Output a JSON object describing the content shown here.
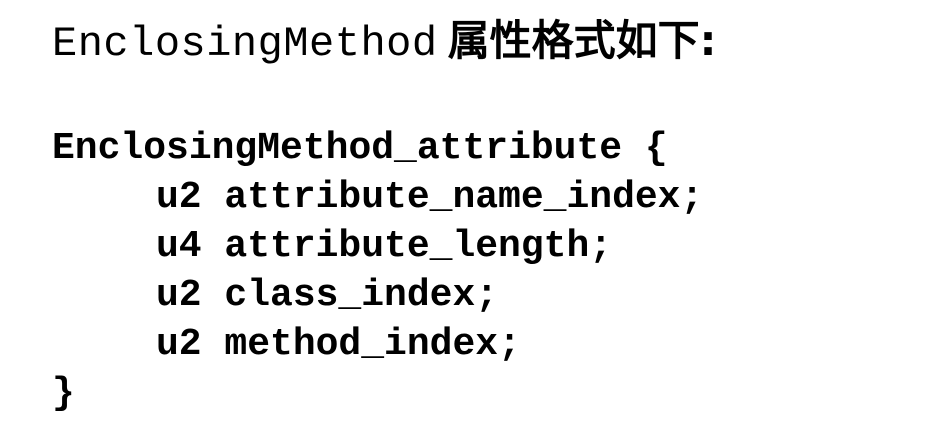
{
  "title": {
    "code_text": "EnclosingMethod",
    "chinese_text": "属性格式如下:"
  },
  "code_block": {
    "lines": [
      "EnclosingMethod_attribute {",
      "u2 attribute_name_index;",
      "u4 attribute_length;",
      "u2 class_index;",
      "u2 method_index;",
      "}"
    ]
  }
}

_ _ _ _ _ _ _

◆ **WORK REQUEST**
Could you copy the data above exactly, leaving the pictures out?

◆ **RESULT**
Output a JSON object describing the content shown here.
{
  "title": {
    "code_text": "EnclosingMethod",
    "chinese_text": "属性格式如下:"
  },
  "code_block": {
    "lines": [
      "EnclosingMethod_attribute {",
      "u2 attribute_name_index;",
      "u4 attribute_length;",
      "u2 class_index;",
      "u2 method_index;",
      "}"
    ]
  }
}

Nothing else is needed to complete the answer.